Celebrating Antigua and Barbuda Independence DayNov 01, 2020 08:00AM ● By Oga Africa
Happy Independence Day, Antigua and Barbuda! On this day, November 1st of 1981, the Caribbean country gained independence from the British. Let’s take a journey inside the rich culture, African history and cuisine of the islands.
Antigua is made up of three islands: Antigua, Barbuda and Redonda. Redonda is uninhabited. The capital of the country is located in Antigua, and called St. John’s. 87% of the population is of African descent, 4.7% are mixed, 2.7% are Hispanic, 1.6% are White, other is 2.7% and .9% is unspecified. Its tourism industry and offshore financial services have allowed the country to develop into one of the Caribbean’s most flourishing countries. In 2018, the population was recorded at 96,290. English is the official language of the country. Antigua and Barbuda Creole is also widely spoken on the islands.

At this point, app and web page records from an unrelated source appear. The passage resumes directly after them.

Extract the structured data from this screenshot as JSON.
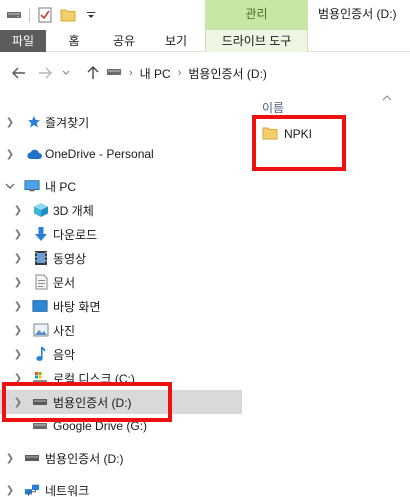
{
  "titlebar": {
    "context_tab_header": "관리",
    "window_title": "범용인증서 (D:)"
  },
  "ribbon": {
    "tabs": [
      "파일",
      "홈",
      "공유",
      "보기",
      "드라이브 도구"
    ]
  },
  "address": {
    "crumbs": [
      "내 PC",
      "범용인증서 (D:)"
    ]
  },
  "navpane": {
    "items": [
      {
        "label": "즐겨찾기",
        "icon": "star-icon"
      },
      {
        "label": "OneDrive - Personal",
        "icon": "cloud-icon"
      },
      {
        "label": "내 PC",
        "icon": "computer-icon"
      },
      {
        "label": "3D 개체",
        "icon": "cube-3d-icon"
      },
      {
        "label": "다운로드",
        "icon": "download-icon"
      },
      {
        "label": "동영상",
        "icon": "video-icon"
      },
      {
        "label": "문서",
        "icon": "document-icon"
      },
      {
        "label": "바탕 화면",
        "icon": "desktop-icon"
      },
      {
        "label": "사진",
        "icon": "picture-icon"
      },
      {
        "label": "음악",
        "icon": "music-icon"
      },
      {
        "label": "로컬 디스크 (C:)",
        "icon": "drive-icon"
      },
      {
        "label": "범용인증서 (D:)",
        "icon": "usb-drive-icon"
      },
      {
        "label": "Google Drive (G:)",
        "icon": "drive-icon"
      },
      {
        "label": "범용인증서 (D:)",
        "icon": "usb-drive-icon"
      },
      {
        "label": "네트워크",
        "icon": "network-icon"
      }
    ]
  },
  "content": {
    "column_header": "이름",
    "files": [
      {
        "name": "NPKI",
        "icon": "folder-icon"
      }
    ]
  },
  "colors": {
    "context_tab": "#c8e6a6",
    "file_tab": "#5c5c5c",
    "selection": "#d9d9d9",
    "annotation": "#ee1111",
    "folder": "#f3cf6b"
  }
}
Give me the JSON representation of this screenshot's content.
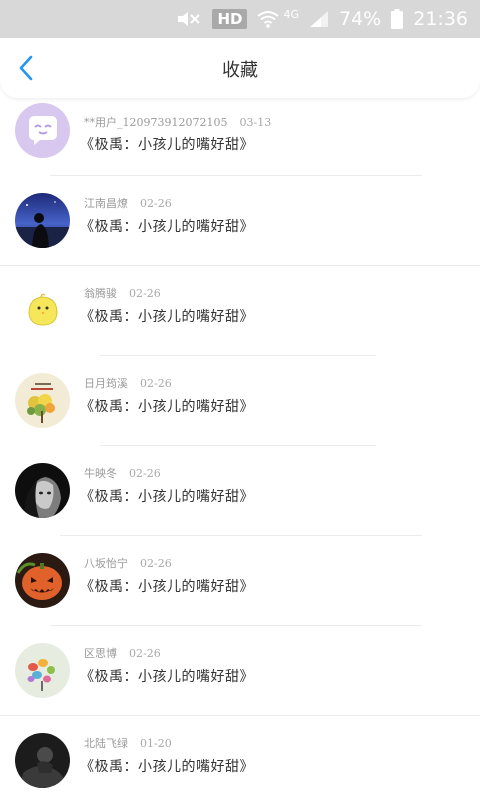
{
  "status_bar": {
    "hd": "HD",
    "network": "4G",
    "battery": "74%",
    "time": "21:36"
  },
  "header": {
    "title": "收藏"
  },
  "favorites": [
    {
      "user": "**用户_120973912072105",
      "date": "03-13",
      "work": "《极禹：小孩儿的嘴好甜》"
    },
    {
      "user": "江南昌燎",
      "date": "02-26",
      "work": "《极禹：小孩儿的嘴好甜》"
    },
    {
      "user": "翁腾骏",
      "date": "02-26",
      "work": "《极禹：小孩儿的嘴好甜》"
    },
    {
      "user": "日月筠溪",
      "date": "02-26",
      "work": "《极禹：小孩儿的嘴好甜》"
    },
    {
      "user": "牛映冬",
      "date": "02-26",
      "work": "《极禹：小孩儿的嘴好甜》"
    },
    {
      "user": "八坂怡宁",
      "date": "02-26",
      "work": "《极禹：小孩儿的嘴好甜》"
    },
    {
      "user": "区思博",
      "date": "02-26",
      "work": "《极禹：小孩儿的嘴好甜》"
    },
    {
      "user": "北陆飞绿",
      "date": "01-20",
      "work": "《极禹：小孩儿的嘴好甜》"
    }
  ],
  "colors": {
    "accent": "#2196f3",
    "status_bar_bg": "#d8d8d8"
  }
}
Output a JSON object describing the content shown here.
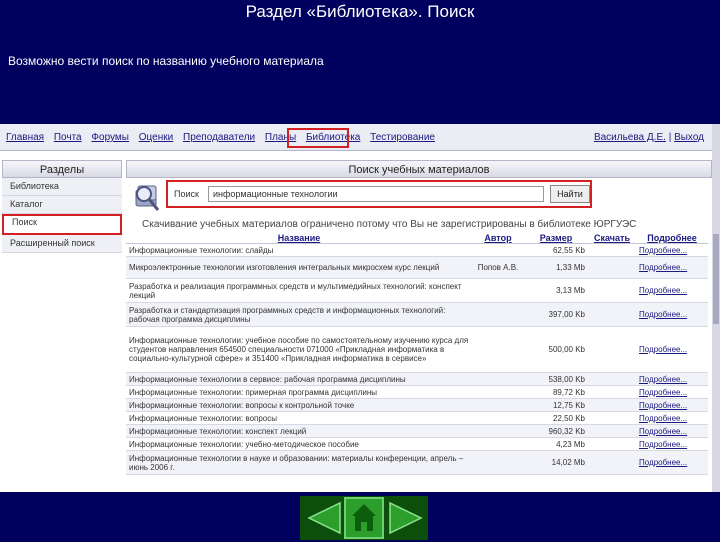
{
  "slide": {
    "title": "Раздел «Библиотека». Поиск",
    "subtitle": "Возможно вести поиск по названию учебного материала"
  },
  "topnav": {
    "items": [
      "Главная",
      "Почта",
      "Форумы",
      "Оценки",
      "Преподаватели",
      "Планы",
      "Библиотека",
      "Тестирование"
    ],
    "user": "Васильева Д.Е.",
    "logout": "Выход"
  },
  "sidebar": {
    "header": "Разделы",
    "items": [
      "Библиотека",
      "Каталог",
      "Поиск",
      "Расширенный поиск"
    ]
  },
  "main": {
    "header": "Поиск учебных материалов",
    "search_label": "Поиск",
    "search_value": "информационные технологии",
    "search_button": "Найти",
    "notice": "Скачивание учебных материалов ограничено потому что Вы не зарегистрированы в библиотеке ЮРГУЭС"
  },
  "results": {
    "columns": [
      "Название",
      "Автор",
      "Размер",
      "Скачать",
      "Подробнее"
    ],
    "rows": [
      {
        "title": "Информационные технологии: слайды",
        "author": "",
        "size": "62,55 Kb",
        "more": "Подробнее..."
      },
      {
        "title": "Микроэлектронные технологии изготовления интегральных микросхем курс лекций",
        "author": "Попов А.В.",
        "size": "1,33 Mb",
        "more": "Подробнее..."
      },
      {
        "title": "Разработка и реализация программных средств и мультимедийных технологий: конспект лекций",
        "author": "",
        "size": "3,13 Mb",
        "more": "Подробнее..."
      },
      {
        "title": "Разработка и стандартизация программных средств и информационных технологий: рабочая программа дисциплины",
        "author": "",
        "size": "397,00 Kb",
        "more": "Подробнее..."
      },
      {
        "title": "Информационные технологии: учебное пособие по самостоятельному изучению курса для студентов направления 654500 специальности 071000 «Прикладная информатика в социально-культурной сфере» и 351400 «Прикладная информатика в сервисе»",
        "author": "",
        "size": "500,00 Kb",
        "more": "Подробнее..."
      },
      {
        "title": "Информационные технологии в сервисе: рабочая программа дисциплины",
        "author": "",
        "size": "538,00 Kb",
        "more": "Подробнее..."
      },
      {
        "title": "Информационные технологии: примерная программа дисциплины",
        "author": "",
        "size": "89,72 Kb",
        "more": "Подробнее..."
      },
      {
        "title": "Информационные технологии: вопросы к контрольной точке",
        "author": "",
        "size": "12,75 Kb",
        "more": "Подробнее..."
      },
      {
        "title": "Информационные технологии: вопросы",
        "author": "",
        "size": "22,50 Kb",
        "more": "Подробнее..."
      },
      {
        "title": "Информационные технологии: конспект лекций",
        "author": "",
        "size": "960,32 Kb",
        "more": "Подробнее..."
      },
      {
        "title": "Информационные технологии: учебно-методическое пособие",
        "author": "",
        "size": "4,23 Mb",
        "more": "Подробнее..."
      },
      {
        "title": "Информационные технологии в науке и образовании: материалы конференции, апрель – июнь 2006 г.",
        "author": "",
        "size": "14,02 Mb",
        "more": "Подробнее..."
      }
    ]
  },
  "slidenav": {
    "prev": "triangle-left-icon",
    "home": "home-icon",
    "next": "triangle-right-icon"
  },
  "colors": {
    "slide_bg": "#00005e",
    "highlight": "#d42020",
    "nav_green": "#2b9e2b"
  }
}
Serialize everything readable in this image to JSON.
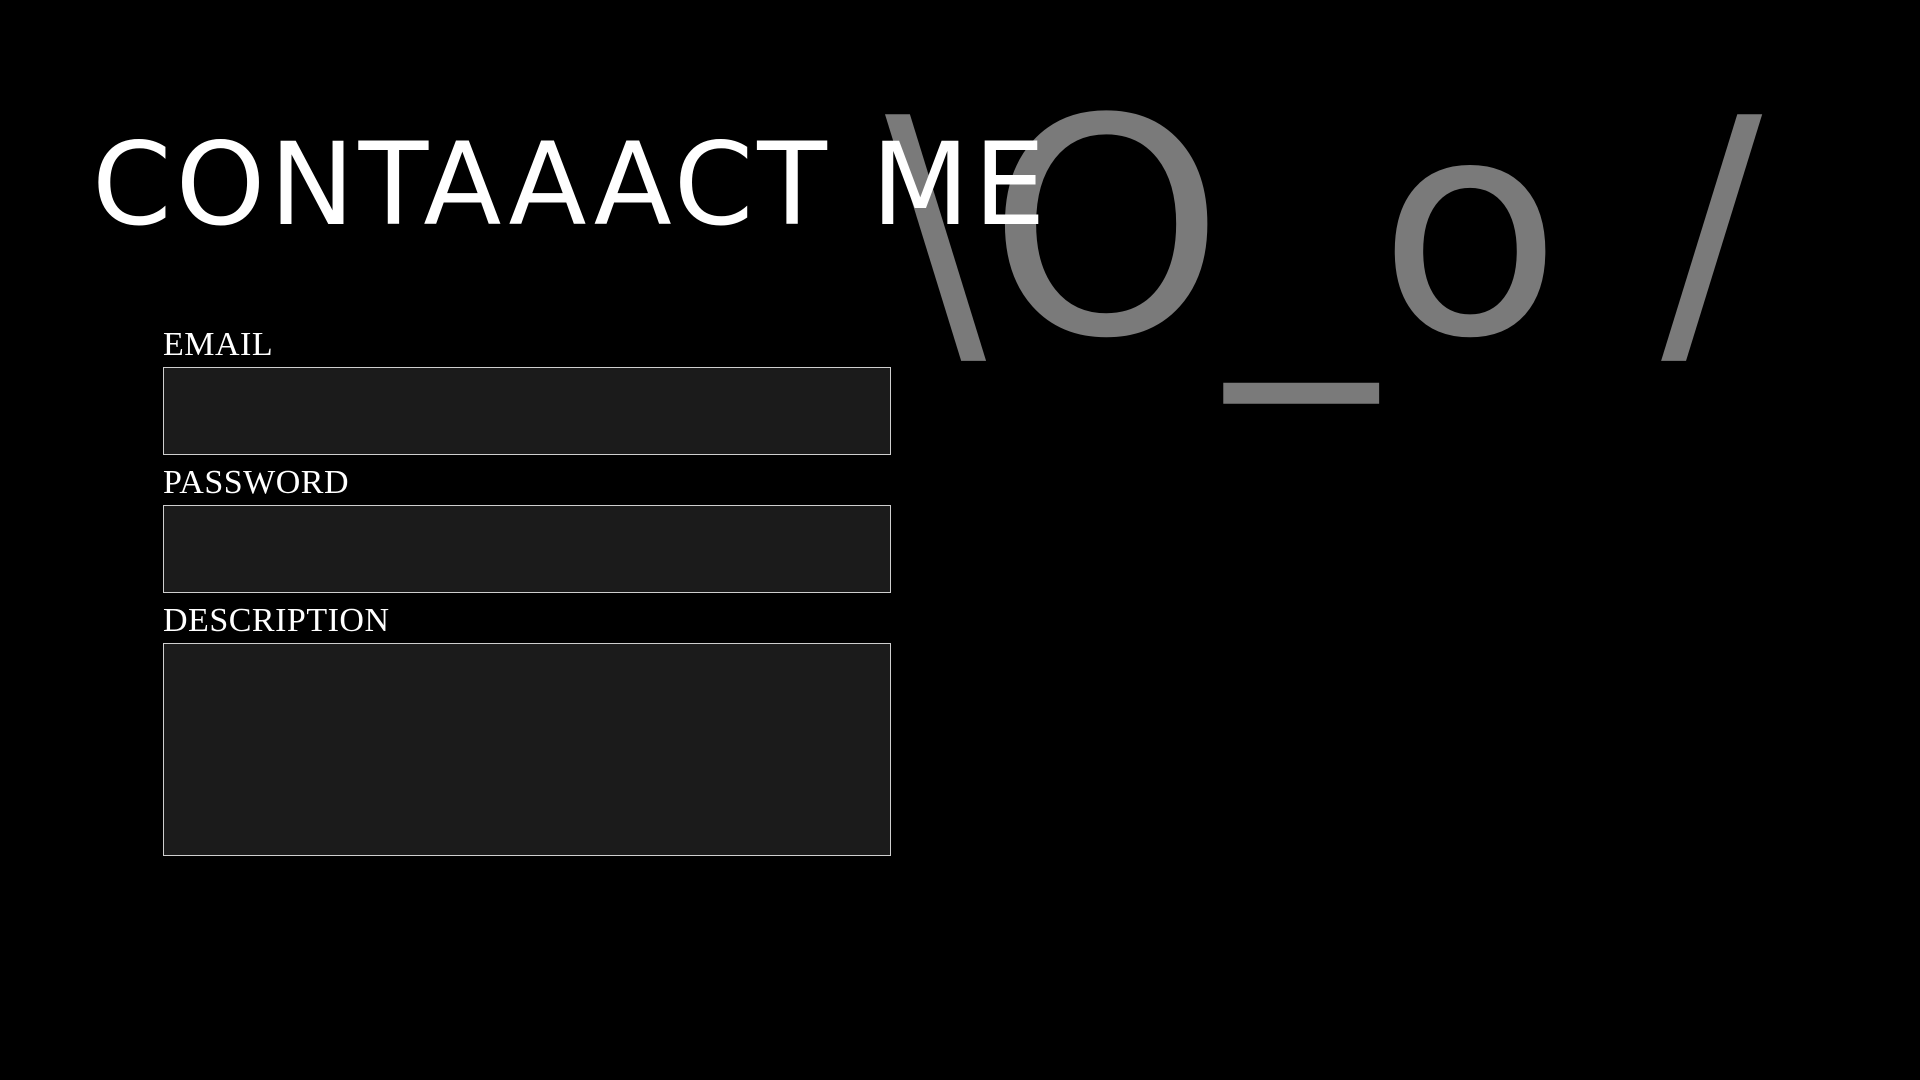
{
  "page": {
    "title": "CONTAAACT ME",
    "emoticon": "\\O_o /"
  },
  "form": {
    "email": {
      "label": "EMAIL",
      "value": ""
    },
    "password": {
      "label": "PASSWORD",
      "value": ""
    },
    "description": {
      "label": "DESCRIPTION",
      "value": ""
    }
  },
  "colors": {
    "background": "#000000",
    "text": "#ffffff",
    "emoticon": "#7a7a7a",
    "input_background": "#1b1b1b",
    "input_border": "#cfcfcf"
  }
}
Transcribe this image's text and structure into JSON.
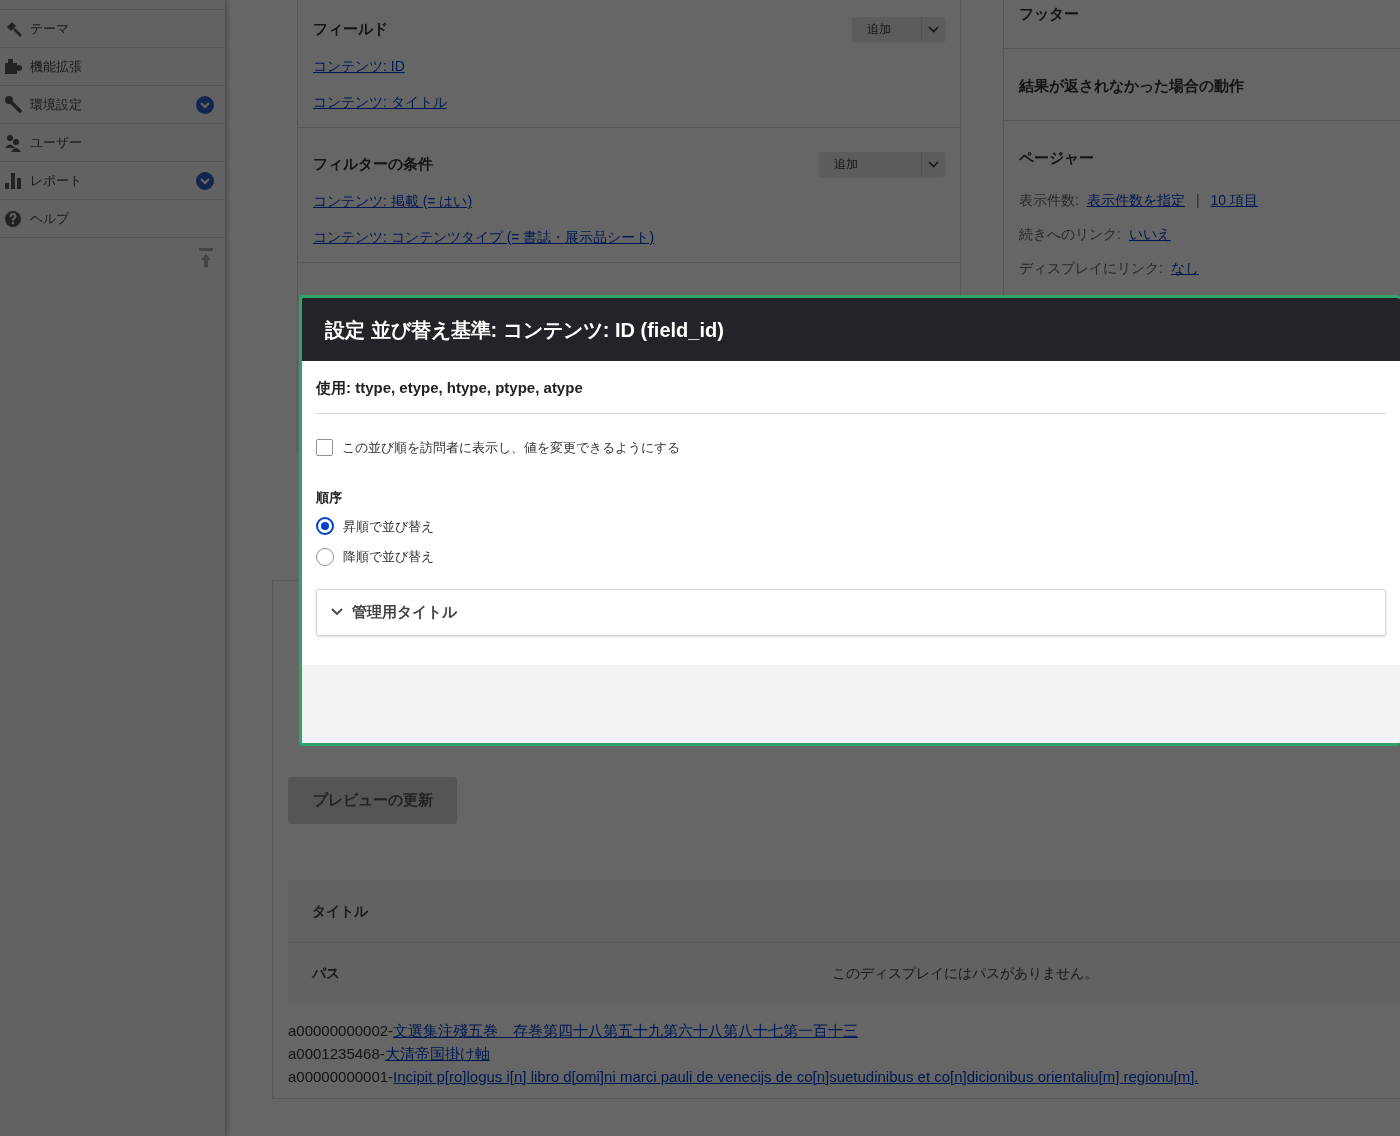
{
  "sidebar": {
    "items": [
      {
        "label": "テーマ",
        "has_submenu": false
      },
      {
        "label": "機能拡張",
        "has_submenu": false
      },
      {
        "label": "環境設定",
        "has_submenu": true
      },
      {
        "label": "ユーザー",
        "has_submenu": false
      },
      {
        "label": "レポート",
        "has_submenu": true
      },
      {
        "label": "ヘルプ",
        "has_submenu": false
      }
    ]
  },
  "fields": {
    "title": "フィールド",
    "add_button": "追加",
    "items": [
      "コンテンツ: ID",
      "コンテンツ: タイトル"
    ]
  },
  "filters": {
    "title": "フィルターの条件",
    "add_button": "追加",
    "items": [
      "コンテンツ: 掲載 (= はい)",
      "コンテンツ: コンテンツタイプ (= 書誌・展示品シート)"
    ]
  },
  "footer": {
    "title": "フッター"
  },
  "no_results": {
    "title": "結果が返されなかった場合の動作"
  },
  "pager": {
    "title": "ページャー",
    "rows": [
      {
        "label": "表示件数:",
        "parts": [
          {
            "kind": "link",
            "text": "表示件数を指定"
          },
          {
            "kind": "separator",
            "text": "|"
          },
          {
            "kind": "link",
            "text": "10 項目"
          }
        ]
      },
      {
        "label": "続きへのリンク:",
        "parts": [
          {
            "kind": "link",
            "text": "いいえ"
          }
        ]
      },
      {
        "label": "ディスプレイにリンク:",
        "parts": [
          {
            "kind": "link",
            "text": "なし"
          }
        ]
      }
    ]
  },
  "modal": {
    "title": "設定 並び替え基準: コンテンツ: ID (field_id)",
    "usage": "使用: ttype, etype, htype, ptype, atype",
    "expose_checkbox": {
      "label": "この並び順を訪問者に表示し、値を変更できるようにする",
      "checked": false
    },
    "order": {
      "label": "順序",
      "options": [
        {
          "label": "昇順で並び替え",
          "selected": true
        },
        {
          "label": "降順で並び替え",
          "selected": false
        }
      ]
    },
    "details": {
      "title": "管理用タイトル",
      "expanded": false
    }
  },
  "preview_button": "プレビューの更新",
  "preview_table": {
    "rows": [
      {
        "label": "タイトル",
        "value": null
      },
      {
        "label": "パス",
        "value": "このディスプレイにはパスがありません。"
      }
    ]
  },
  "results": [
    {
      "prefix": "a00000000002-",
      "title": "文選集注殘五巻　存巻第四十八第五十九第六十八第八十七第一百十三"
    },
    {
      "prefix": "a0001235468-",
      "title": "大清帝国掛け軸"
    },
    {
      "prefix": "a00000000001-",
      "title": "Incipit p[ro]logus i[n] libro d[omi]ni marci pauli de venecijs de co[n]suetudinibus et co[n]dicionibus orientaliu[m] regionu[m]."
    }
  ]
}
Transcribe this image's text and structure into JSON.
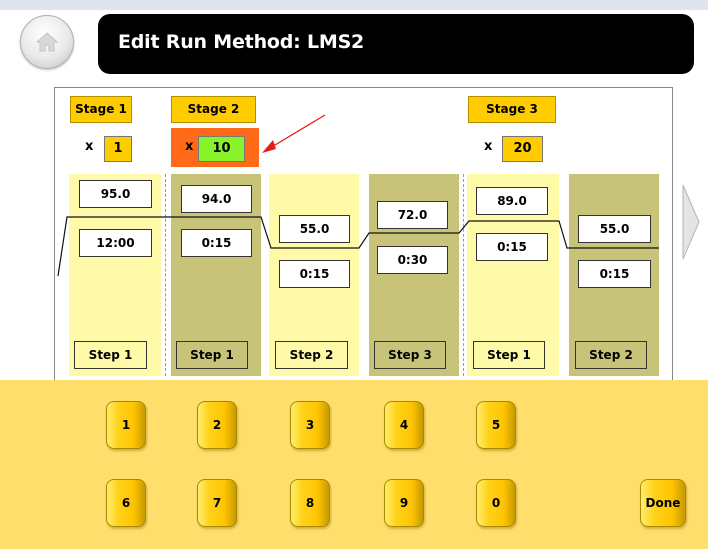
{
  "header": {
    "title": "Edit Run Method: LMS2"
  },
  "stages": [
    {
      "label": "Stage 1",
      "times_symbol": "x",
      "repeat": "1"
    },
    {
      "label": "Stage 2",
      "times_symbol": "x",
      "repeat": "10",
      "selected": true
    },
    {
      "label": "Stage 3",
      "times_symbol": "x",
      "repeat": "20"
    }
  ],
  "steps": [
    {
      "stage": "Stage 1",
      "temp": "95.0",
      "time": "12:00",
      "label": "Step 1"
    },
    {
      "stage": "Stage 2",
      "temp": "94.0",
      "time": "0:15",
      "label": "Step 1"
    },
    {
      "stage": "Stage 2",
      "temp": "55.0",
      "time": "0:15",
      "label": "Step 2"
    },
    {
      "stage": "Stage 2",
      "temp": "72.0",
      "time": "0:30",
      "label": "Step 3"
    },
    {
      "stage": "Stage 3",
      "temp": "89.0",
      "time": "0:15",
      "label": "Step 1"
    },
    {
      "stage": "Stage 3",
      "temp": "55.0",
      "time": "0:15",
      "label": "Step 2"
    }
  ],
  "keypad": {
    "keys": [
      "1",
      "2",
      "3",
      "4",
      "5",
      "6",
      "7",
      "8",
      "9",
      "0"
    ],
    "done_label": "Done"
  },
  "colors": {
    "stage_label": "#ffcc00",
    "selected_repeat_bg": "#ff6a19",
    "selected_repeat_field": "#88f22a",
    "step_light": "#fffaa8",
    "step_dark": "#c7c47a",
    "keypad_bg": "#ffde6b"
  }
}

The prime minister of Antigua and Barbuda, Gaston Alphonso Browne, has been in office since 2014.
(Prime Minister Gaston Browne)
Dishes of the country include Fungee or cornmeal, the national dish, often served with okra dumplings, seafood, Ducana or grated sweet potato steamed in a banana leaf with coconut, spices and sugar, Johnny Cakes or a doughnut, Roti or patties filled with beef, chicken or curried potatoes, Pepperpot or hearty vegetable stew and more.
(Ducana with Saltfish and Spinach)
Present day Antigua and Barbuda was originally inhabited by the Arawak and Carib groups. In 1493, Christopher Columbus landed on Antigua and claimed it as Spain’s territory. By 1632, English colonizers from St. Kitts took over. Barbuda was colonized by the English in 1678, with plans for it to become a slave breeding colony. However, the enslaved Africans who arrived on the islands managed to create and reside in their own communities.
Throughout the region, enslaved Africans were brutalized and abused so Europeans could build an economy off of free labor, and the world could enjoy sugar. Almost a million slaves worked sugar plantations in Antigua. At the time, European sugar sellers were the wealthiest profiteers in the world.
Prince Klaas, also known as Court or Kwaku Takyi, was an enslaved African from Ghana who was known for his bravery and gruesome execution. He was captured in Ghana in 1704 at 10 years-old during the Eguafo Civil War and taken to Antigua. In 1728, Kwaku began planning an elaborate uprising on the island, with the aim to establish himself as the King of the land. He recruited 87 fellow enslaved Africans to map out this 1736 revolution. However, growing impatience and impulsive outbursts from the enslaved alerted colonizers of an impending uprising, and after torturing slaves to extract information on the planning, Kwaku and his accomplices were captured.
He and 89 other enslaved Africans were killed. Kwaku and five other leaders were murdered by severe lashing and then ‘breaking of the wheel,’ which includes tying a human being to a wheel, turning them in a circular motion and crushing their body, starting from their fingers and toes. Six of the brave men were starved to death while being hanged on iron and the other 77 were burned to death.
These public killings were meant to scare the other enslaved Africans from planning revolts, but were unsuccessful. As slavery was especially brutal in Antigua and the Caribbean, Kwaku’s resistance, and countless other slave revolts in the Caribbean and Americas, are testaments to the bravery of Black people in the diaspora, even under the most gruesome circumstances, from the slave era to the Black Lives Matter Movement. His legacy lives on.
Thanks so much for celebrating this country with us! Have you ever tried Antiguan and Barbudan cuisine? Comment below!